TASK DETAILS: The records below are to be copied exactly, with every picture left out.

INFORMATION GIVEN:
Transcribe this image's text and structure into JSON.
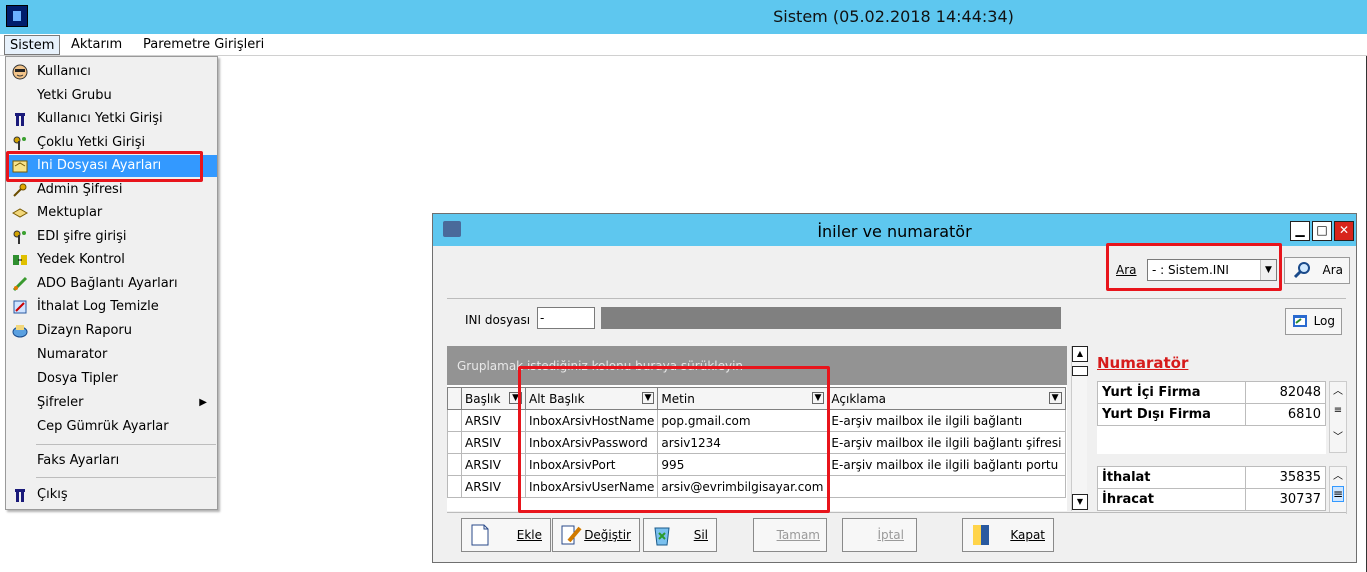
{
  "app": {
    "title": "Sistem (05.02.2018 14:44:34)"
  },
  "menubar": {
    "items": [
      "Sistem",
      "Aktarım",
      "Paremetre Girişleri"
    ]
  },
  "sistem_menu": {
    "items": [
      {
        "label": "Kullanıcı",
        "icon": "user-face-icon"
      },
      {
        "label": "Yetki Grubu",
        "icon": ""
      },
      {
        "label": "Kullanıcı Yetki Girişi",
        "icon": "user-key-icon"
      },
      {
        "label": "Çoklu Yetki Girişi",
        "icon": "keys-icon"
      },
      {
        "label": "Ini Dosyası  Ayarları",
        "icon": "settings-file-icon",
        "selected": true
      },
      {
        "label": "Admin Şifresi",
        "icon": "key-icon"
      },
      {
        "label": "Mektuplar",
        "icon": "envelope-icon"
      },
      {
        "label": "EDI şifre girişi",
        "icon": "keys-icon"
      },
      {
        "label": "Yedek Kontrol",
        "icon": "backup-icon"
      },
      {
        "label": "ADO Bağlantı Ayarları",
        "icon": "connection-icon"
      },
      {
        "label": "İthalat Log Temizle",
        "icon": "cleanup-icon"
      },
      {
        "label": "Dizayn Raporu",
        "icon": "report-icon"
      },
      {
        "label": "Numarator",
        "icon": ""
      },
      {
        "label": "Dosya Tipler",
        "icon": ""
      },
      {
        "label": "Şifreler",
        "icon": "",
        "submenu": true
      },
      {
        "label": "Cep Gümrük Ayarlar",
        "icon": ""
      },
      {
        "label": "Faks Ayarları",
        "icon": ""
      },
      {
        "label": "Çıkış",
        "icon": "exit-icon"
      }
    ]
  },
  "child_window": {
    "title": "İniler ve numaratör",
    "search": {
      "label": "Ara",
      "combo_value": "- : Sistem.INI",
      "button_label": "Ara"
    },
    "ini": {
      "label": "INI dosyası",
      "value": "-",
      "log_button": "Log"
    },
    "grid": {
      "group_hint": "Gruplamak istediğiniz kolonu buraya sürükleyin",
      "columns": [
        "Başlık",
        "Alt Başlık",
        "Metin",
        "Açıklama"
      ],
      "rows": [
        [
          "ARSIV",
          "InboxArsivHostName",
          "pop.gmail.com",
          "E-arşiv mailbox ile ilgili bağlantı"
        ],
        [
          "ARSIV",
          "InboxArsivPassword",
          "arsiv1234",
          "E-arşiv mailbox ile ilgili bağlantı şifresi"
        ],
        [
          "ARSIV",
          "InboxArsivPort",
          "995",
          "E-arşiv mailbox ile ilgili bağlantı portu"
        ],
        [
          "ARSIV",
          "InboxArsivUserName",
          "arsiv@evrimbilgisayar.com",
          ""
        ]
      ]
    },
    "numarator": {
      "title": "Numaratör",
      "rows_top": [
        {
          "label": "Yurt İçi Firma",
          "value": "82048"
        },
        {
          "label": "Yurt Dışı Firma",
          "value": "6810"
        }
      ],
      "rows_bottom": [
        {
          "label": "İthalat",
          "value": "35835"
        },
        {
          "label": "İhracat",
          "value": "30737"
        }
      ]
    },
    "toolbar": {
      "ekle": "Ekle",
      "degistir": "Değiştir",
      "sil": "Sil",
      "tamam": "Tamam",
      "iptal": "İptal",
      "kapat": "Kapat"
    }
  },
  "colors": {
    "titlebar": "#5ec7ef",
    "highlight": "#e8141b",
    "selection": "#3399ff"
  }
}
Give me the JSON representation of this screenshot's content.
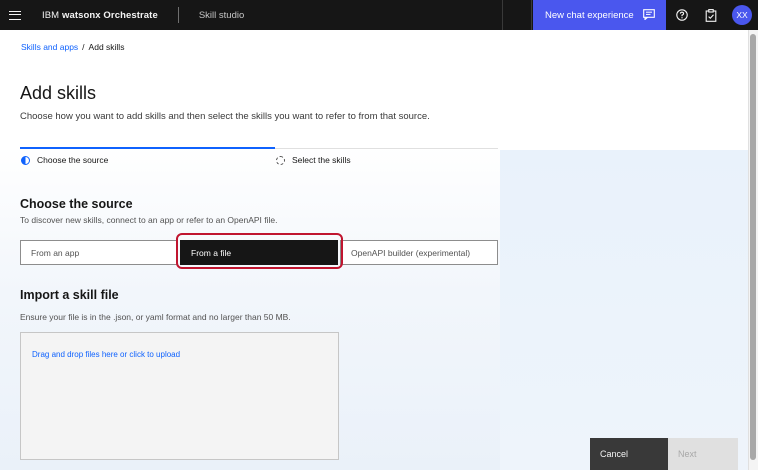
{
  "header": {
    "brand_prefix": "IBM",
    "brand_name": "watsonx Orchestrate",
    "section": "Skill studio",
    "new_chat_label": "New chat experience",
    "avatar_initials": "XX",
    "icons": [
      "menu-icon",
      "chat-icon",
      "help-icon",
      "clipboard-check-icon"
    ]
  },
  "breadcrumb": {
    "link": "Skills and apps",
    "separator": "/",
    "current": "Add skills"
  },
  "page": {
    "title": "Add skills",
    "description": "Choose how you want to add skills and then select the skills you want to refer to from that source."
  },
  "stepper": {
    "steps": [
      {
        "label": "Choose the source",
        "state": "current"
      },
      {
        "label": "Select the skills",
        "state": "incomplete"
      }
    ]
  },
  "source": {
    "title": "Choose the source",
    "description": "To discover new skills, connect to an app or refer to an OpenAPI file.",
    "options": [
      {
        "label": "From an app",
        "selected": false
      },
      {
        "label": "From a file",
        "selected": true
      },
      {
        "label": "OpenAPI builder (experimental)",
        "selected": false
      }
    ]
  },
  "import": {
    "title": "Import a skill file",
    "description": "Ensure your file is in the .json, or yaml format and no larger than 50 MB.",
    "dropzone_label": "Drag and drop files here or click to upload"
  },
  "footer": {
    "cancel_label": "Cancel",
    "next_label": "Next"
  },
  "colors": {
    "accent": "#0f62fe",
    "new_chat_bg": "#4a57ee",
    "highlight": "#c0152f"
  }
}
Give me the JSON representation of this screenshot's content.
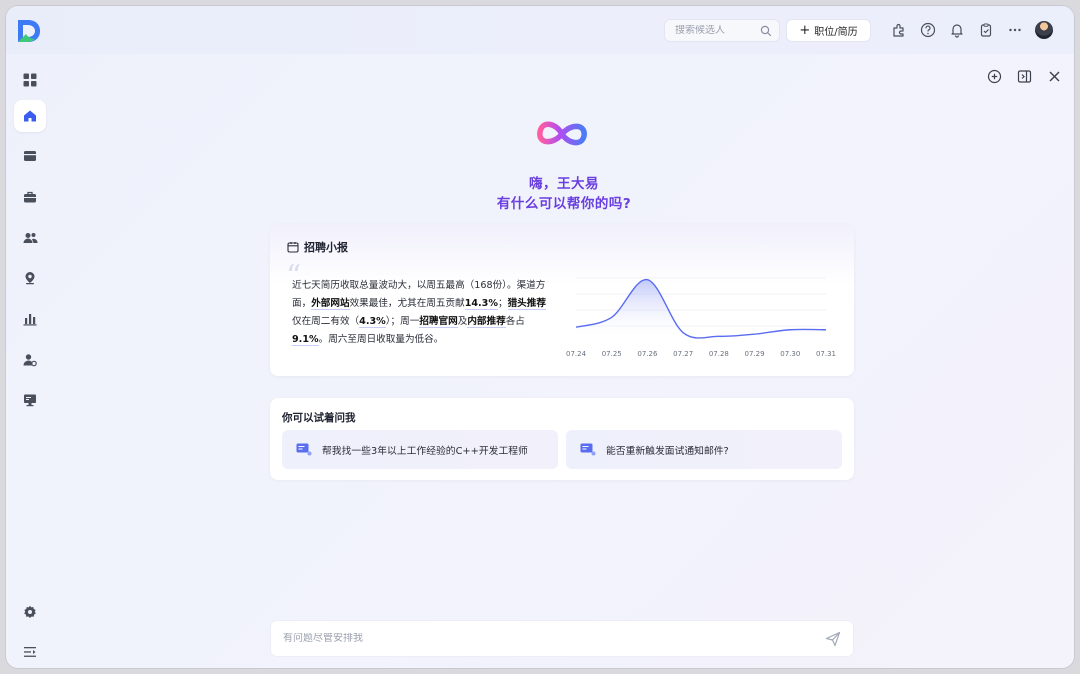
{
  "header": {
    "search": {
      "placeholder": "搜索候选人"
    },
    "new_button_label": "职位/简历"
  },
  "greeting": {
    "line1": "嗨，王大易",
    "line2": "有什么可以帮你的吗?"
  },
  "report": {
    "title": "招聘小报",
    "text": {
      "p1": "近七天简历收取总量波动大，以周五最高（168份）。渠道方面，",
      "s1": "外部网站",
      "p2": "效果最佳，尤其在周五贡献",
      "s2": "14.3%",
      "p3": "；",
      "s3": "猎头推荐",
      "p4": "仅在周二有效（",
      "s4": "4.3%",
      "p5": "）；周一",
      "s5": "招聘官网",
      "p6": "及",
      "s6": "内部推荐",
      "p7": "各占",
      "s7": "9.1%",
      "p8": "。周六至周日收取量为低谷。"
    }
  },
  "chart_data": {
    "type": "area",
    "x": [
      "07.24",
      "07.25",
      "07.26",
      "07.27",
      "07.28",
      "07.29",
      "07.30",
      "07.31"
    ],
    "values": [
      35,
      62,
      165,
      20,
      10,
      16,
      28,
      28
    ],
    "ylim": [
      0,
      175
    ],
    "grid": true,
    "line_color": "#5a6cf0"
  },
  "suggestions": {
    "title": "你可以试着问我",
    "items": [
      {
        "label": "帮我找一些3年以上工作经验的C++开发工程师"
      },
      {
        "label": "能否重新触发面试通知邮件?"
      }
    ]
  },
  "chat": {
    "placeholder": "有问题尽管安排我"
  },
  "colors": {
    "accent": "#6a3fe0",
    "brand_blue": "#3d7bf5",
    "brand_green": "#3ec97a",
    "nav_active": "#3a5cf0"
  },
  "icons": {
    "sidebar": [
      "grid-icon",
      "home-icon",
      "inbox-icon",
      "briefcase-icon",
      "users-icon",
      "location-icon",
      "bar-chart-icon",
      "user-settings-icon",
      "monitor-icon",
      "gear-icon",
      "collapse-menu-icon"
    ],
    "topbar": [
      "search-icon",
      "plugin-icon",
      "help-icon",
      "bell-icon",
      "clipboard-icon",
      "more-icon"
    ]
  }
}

OUTPUT OF THE EXERCISE:
Transcribe this image's text and structure into JSON.
{
  "app": {
    "title": "Sistem (05.02.2018 14:44:34)"
  },
  "menubar": {
    "items": [
      "Sistem",
      "Aktarım",
      "Paremetre Girişleri"
    ]
  },
  "sistem_menu": {
    "items": [
      {
        "label": "Kullanıcı",
        "icon": "user-face-icon"
      },
      {
        "label": "Yetki Grubu",
        "icon": ""
      },
      {
        "label": "Kullanıcı Yetki Girişi",
        "icon": "user-key-icon"
      },
      {
        "label": "Çoklu Yetki Girişi",
        "icon": "keys-icon"
      },
      {
        "label": "Ini Dosyası  Ayarları",
        "icon": "settings-file-icon",
        "selected": true
      },
      {
        "label": "Admin Şifresi",
        "icon": "key-icon"
      },
      {
        "label": "Mektuplar",
        "icon": "envelope-icon"
      },
      {
        "label": "EDI şifre girişi",
        "icon": "keys-icon"
      },
      {
        "label": "Yedek Kontrol",
        "icon": "backup-icon"
      },
      {
        "label": "ADO Bağlantı Ayarları",
        "icon": "connection-icon"
      },
      {
        "label": "İthalat Log Temizle",
        "icon": "cleanup-icon"
      },
      {
        "label": "Dizayn Raporu",
        "icon": "report-icon"
      },
      {
        "label": "Numarator",
        "icon": ""
      },
      {
        "label": "Dosya Tipler",
        "icon": ""
      },
      {
        "label": "Şifreler",
        "icon": "",
        "submenu": true
      },
      {
        "label": "Cep Gümrük Ayarlar",
        "icon": ""
      },
      {
        "label": "Faks Ayarları",
        "icon": ""
      },
      {
        "label": "Çıkış",
        "icon": "exit-icon"
      }
    ]
  },
  "child_window": {
    "title": "İniler ve numaratör",
    "search": {
      "label": "Ara",
      "combo_value": "- : Sistem.INI",
      "button_label": "Ara"
    },
    "ini": {
      "label": "INI dosyası",
      "value": "-",
      "log_button": "Log"
    },
    "grid": {
      "group_hint": "Gruplamak istediğiniz kolonu buraya sürükleyin",
      "columns": [
        "Başlık",
        "Alt Başlık",
        "Metin",
        "Açıklama"
      ],
      "rows": [
        [
          "ARSIV",
          "InboxArsivHostName",
          "pop.gmail.com",
          "E-arşiv mailbox ile ilgili bağlantı"
        ],
        [
          "ARSIV",
          "InboxArsivPassword",
          "arsiv1234",
          "E-arşiv mailbox ile ilgili bağlantı şifresi"
        ],
        [
          "ARSIV",
          "InboxArsivPort",
          "995",
          "E-arşiv mailbox ile ilgili bağlantı portu"
        ],
        [
          "ARSIV",
          "InboxArsivUserName",
          "arsiv@evrimbilgisayar.com",
          ""
        ]
      ]
    },
    "numarator": {
      "title": "Numaratör",
      "rows_top": [
        {
          "label": "Yurt İçi Firma",
          "value": "82048"
        },
        {
          "label": "Yurt Dışı Firma",
          "value": "6810"
        }
      ],
      "rows_bottom": [
        {
          "label": "İthalat",
          "value": "35835"
        },
        {
          "label": "İhracat",
          "value": "30737"
        }
      ]
    },
    "toolbar": {
      "ekle": "Ekle",
      "degistir": "Değiştir",
      "sil": "Sil",
      "tamam": "Tamam",
      "iptal": "İptal",
      "kapat": "Kapat"
    }
  },
  "colors": {
    "titlebar": "#5ec7ef",
    "highlight": "#e8141b",
    "selection": "#3399ff"
  }
}
Give me the JSON representation of this screenshot's content.
{
  "header": {
    "brand_prefix": "IBM",
    "brand_name": "watsonx Orchestrate",
    "section": "Skill studio",
    "new_chat_label": "New chat experience",
    "avatar_initials": "XX",
    "icons": [
      "menu-icon",
      "chat-icon",
      "help-icon",
      "clipboard-check-icon"
    ]
  },
  "breadcrumb": {
    "link": "Skills and apps",
    "separator": "/",
    "current": "Add skills"
  },
  "page": {
    "title": "Add skills",
    "description": "Choose how you want to add skills and then select the skills you want to refer to from that source."
  },
  "stepper": {
    "steps": [
      {
        "label": "Choose the source",
        "state": "current"
      },
      {
        "label": "Select the skills",
        "state": "incomplete"
      }
    ]
  },
  "source": {
    "title": "Choose the source",
    "description": "To discover new skills, connect to an app or refer to an OpenAPI file.",
    "options": [
      {
        "label": "From an app",
        "selected": false
      },
      {
        "label": "From a file",
        "selected": true
      },
      {
        "label": "OpenAPI builder (experimental)",
        "selected": false
      }
    ]
  },
  "import": {
    "title": "Import a skill file",
    "description": "Ensure your file is in the .json, or yaml format and no larger than 50 MB.",
    "dropzone_label": "Drag and drop files here or click to upload"
  },
  "footer": {
    "cancel_label": "Cancel",
    "next_label": "Next"
  },
  "colors": {
    "accent": "#0f62fe",
    "new_chat_bg": "#4a57ee",
    "highlight": "#c0152f"
  }
}
Give me the JSON representation of this screenshot's content.
{
  "header": {
    "search": {
      "placeholder": "搜索候选人"
    },
    "new_button_label": "职位/简历"
  },
  "greeting": {
    "line1": "嗨，王大易",
    "line2": "有什么可以帮你的吗?"
  },
  "report": {
    "title": "招聘小报",
    "text": {
      "p1": "近七天简历收取总量波动大，以周五最高（168份）。渠道方面，",
      "s1": "外部网站",
      "p2": "效果最佳，尤其在周五贡献",
      "s2": "14.3%",
      "p3": "；",
      "s3": "猎头推荐",
      "p4": "仅在周二有效（",
      "s4": "4.3%",
      "p5": "）；周一",
      "s5": "招聘官网",
      "p6": "及",
      "s6": "内部推荐",
      "p7": "各占",
      "s7": "9.1%",
      "p8": "。周六至周日收取量为低谷。"
    }
  },
  "chart_data": {
    "type": "area",
    "x": [
      "07.24",
      "07.25",
      "07.26",
      "07.27",
      "07.28",
      "07.29",
      "07.30",
      "07.31"
    ],
    "values": [
      35,
      62,
      165,
      20,
      10,
      16,
      28,
      28
    ],
    "ylim": [
      0,
      175
    ],
    "grid": true,
    "line_color": "#5a6cf0"
  },
  "suggestions": {
    "title": "你可以试着问我",
    "items": [
      {
        "label": "帮我找一些3年以上工作经验的C++开发工程师"
      },
      {
        "label": "能否重新触发面试通知邮件?"
      }
    ]
  },
  "chat": {
    "placeholder": "有问题尽管安排我"
  },
  "colors": {
    "accent": "#6a3fe0",
    "brand_blue": "#3d7bf5",
    "brand_green": "#3ec97a",
    "nav_active": "#3a5cf0"
  },
  "icons": {
    "sidebar": [
      "grid-icon",
      "home-icon",
      "inbox-icon",
      "briefcase-icon",
      "users-icon",
      "location-icon",
      "bar-chart-icon",
      "user-settings-icon",
      "monitor-icon",
      "gear-icon",
      "collapse-menu-icon"
    ],
    "topbar": [
      "search-icon",
      "plugin-icon",
      "help-icon",
      "bell-icon",
      "clipboard-icon",
      "more-icon"
    ]
  }
}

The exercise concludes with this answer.